Supporters say it will be applied only rarely but critics fear it will harm the rights of Arabs and women
Israel considers using 'Hebrew law' in courts
The idea of making principles derived from "Hebrew law", including the Jewish bible, a basis for court judgments is gaining traction in Israel to the dismay of leaders of the country's Arab minority and liberal Israeli Jews.
Proponents of the change say it will be applied only rarely and not translate into coercion of secular Israelis to follow Halacha, the Jewish equivalent of Sharia. Critics see the idea as a step backward towards religious chauvinism that could harm the rights of Arabs and women.
The proposal is spearheaded by Nisan Slomiansky, a member of the Knesset from the far-right coalition partner, the Jewish Home party, and was discussed this week by a parliamentary committee advancing the proposed Nationality Law, a controversial bid to give priority to the Jewish character of the state over democratic values — a move that, among other things, would strip Arabic of its status alongside Hebrew as an official language.
At Mr Slomiansky's behest, a stipulation was inserted requiring courts to make rulings "in accordance with the principles of Hebrew law" in instances not covered by existing Israeli law or legal precedent. Mr Slomiansky is also advancing separate legislation, known as the "Hebrew Law" bill to the same effect.
Yedidia Stern, an academic affiliated with the Israel Democracy Institute who backs the proposal, says Hebrew law would be applied only when there is a "lacuna" or gap in existing law. "It is mainly symbols as opposed to practical issues. It's a symbol that yes, we can go to American law or British law but we also have our own traditional law, which is Jewish law."
While politicians are still arguing over the wording of the Nationality Law bill, the Hebrew Law bill is ready for the first of three readings in parliament. Analysts say there is a good chance it will gain majority endorsement, with declared support for its principle from the right-wing Kulanu party.
In defining what is meant by "principles" of Hebrew law, Mr Slomiansky says they will derive from the Jewish bible, the Mishna, a written compilation of rabbinic teachings dating back to the second century AD and the Talmud, studies which elaborate on the Mishna dating to the 5th century AD.
Both secular and religious Arab leaders are alarmed by the proposals. Knesset member Yusuf Jabareen, who comes from a left-wing, secular background, says they constitute "another degradation of our rights and legal status. We would like Israeli law to depend on universal values, human rights and democracy but not religious issues and content. It's another exclusion of our community and of general universal values. It affects everyone who cherishes universal values. It might lead to discrimination, to giving preference to Jews over non-Jews. We don't know who will be the justice to interpret Hebrew law and which interpretation he will make."

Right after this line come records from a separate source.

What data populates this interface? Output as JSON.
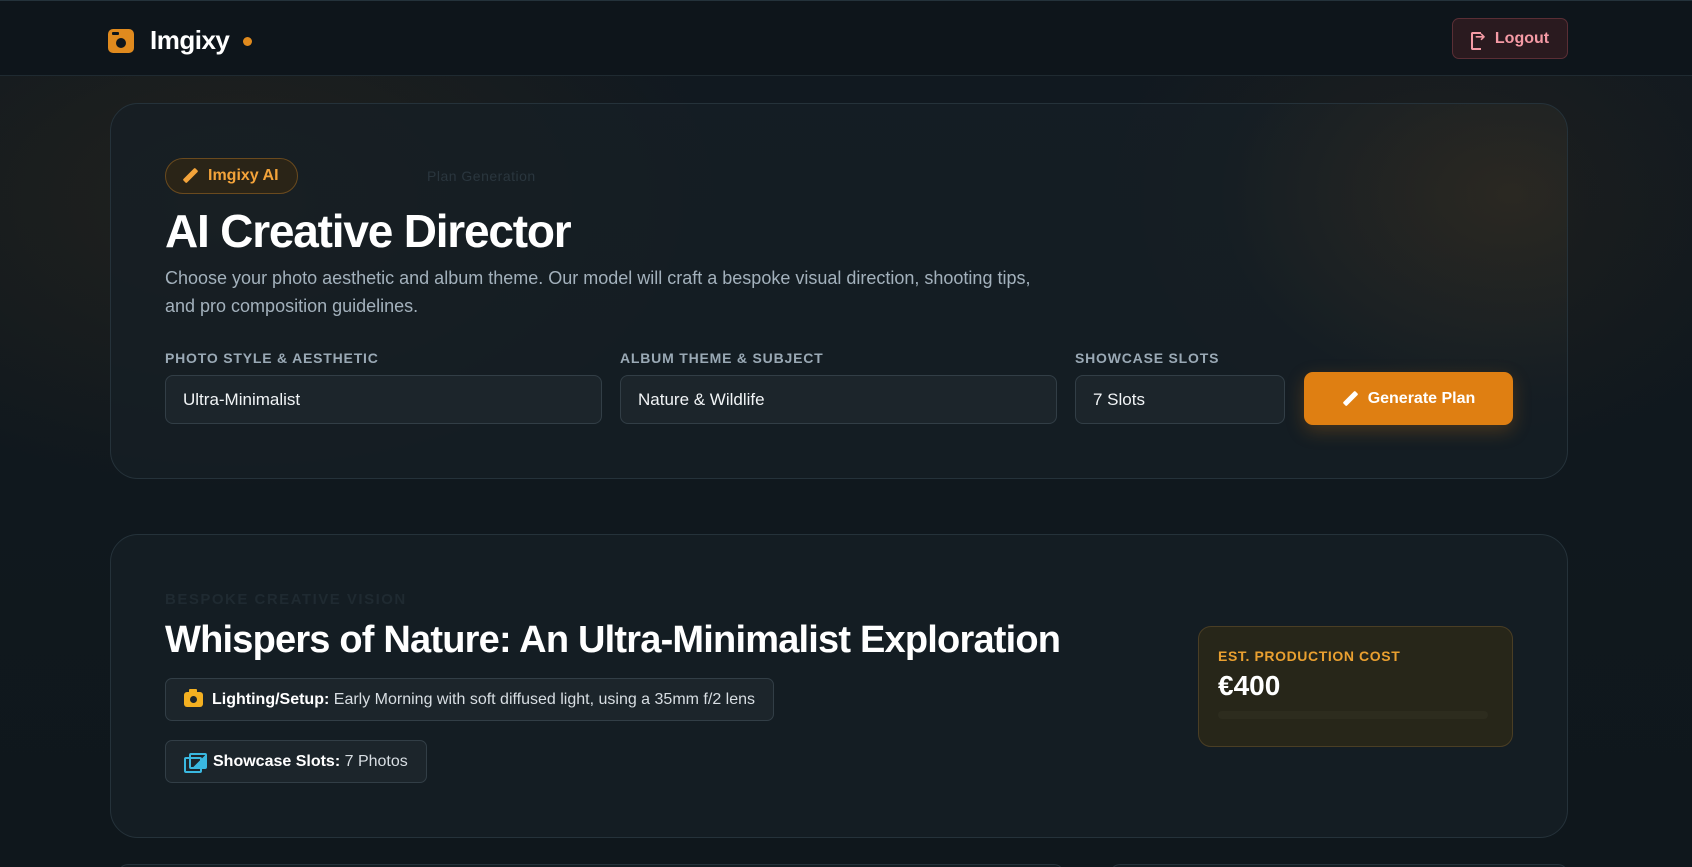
{
  "header": {
    "brand_name": "Imgixy",
    "logout_label": "Logout"
  },
  "hero": {
    "badge_label": "Imgixy AI",
    "badge_subtext": "Plan Generation",
    "title": "AI Creative Director",
    "description": "Choose your photo aesthetic and album theme. Our model will craft a bespoke visual direction, shooting tips, and pro composition guidelines.",
    "fields": {
      "style_label": "PHOTO STYLE & AESTHETIC",
      "style_value": "Ultra-Minimalist",
      "theme_label": "ALBUM THEME & SUBJECT",
      "theme_value": "Nature & Wildlife",
      "slots_label": "SHOWCASE SLOTS",
      "slots_value": "7 Slots"
    },
    "generate_label": "Generate Plan"
  },
  "plan": {
    "kicker": "BESPOKE CREATIVE VISION",
    "title": "Whispers of Nature: An Ultra-Minimalist Exploration",
    "lighting_label": "Lighting/Setup:",
    "lighting_value": "Early Morning with soft diffused light, using a 35mm f/2 lens",
    "slots_label": "Showcase Slots:",
    "slots_value": "7 Photos",
    "cost_label": "EST. PRODUCTION COST",
    "cost_value": "€400"
  },
  "colors": {
    "accent": "#df7f12",
    "background": "#0f161b",
    "danger_text": "#f59aa5",
    "info_icon": "#3ab8e0",
    "camera_icon": "#f3b021"
  },
  "icons": {
    "brand": "camera-box-icon",
    "logout": "logout-icon",
    "badge": "pencil-icon",
    "generate": "pencil-icon",
    "lighting": "camera-icon",
    "slots": "images-icon"
  }
}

It could also lead to discrimination against women, he added.
Safwat Farig, deputy head of the moderate branch of Israel's Islamic Movement, termed the proposal "no good, dangerous and harmful to people who don't get protection from the government or state institutions".
"The government discriminates against Arabs and it is clear there is racism among the police," he said. "At the workplace, there is favouritism towards Jews. The only place where there still is some feeling that if you are an Arab Muslim facing a Jew you are equal is the court. Now in the court they are going to introduce religious elements that will harm minorities. They always spoke of a Jewish democratic state but it is turning into a Jewish and undemocratic state."
Mr Slomiansky, however, denies his proposal will lead to the forcing of religious practice on secular Jews.
"We are not talking about a situation of if it passes tomorrow than everyone will have to put on phylacteries and every woman will have to go to the mikva," he said, referring to a small box containing biblical inscriptions that Jewish men are required by religious law to wear during morning prayers and to the bath observant women immerse themselves in to purify themselves after menstruation.
"We want a judge who has no solution in the existing law ... to look at what the Hebrew law says on the matter and try to adopt it." Hebrew law was ahead of other systems in providing for a day of rest, severance pay and paying employees on time, he said. "It contains beauty, wisdom and sense," Mr Slomiansky told the Jerusalem Post.
Nor does he accept that it could discriminate against Arabs. "If you learn from Jewish law to give a day off, then the Arab will also get a day off. The same for paying an employee on time. These principles apply to everyone and beyond that we are a Jewish state. We give rights and obligations to everyone who lives here but we are a Jewish state."
But Dan Yakir, legal counsel for the Association for Civil Rights in Israel, said "ancient" Hebrew law did not address modern democratic values, and might even contradict them. And it would "definitely" cause harm to the Arab minority.
"We know there are racist laws in Jewish law, laws that give priority to Jews, and this cannot dictate what we do in 2017 regarding the right to equality of all citizens in Israel," Mr Yakir said. "There are beautiful values like taking care of the stranger and there are other commandments which contradict these. Any judge can construe the law according to his views. That is why it's so dangerous."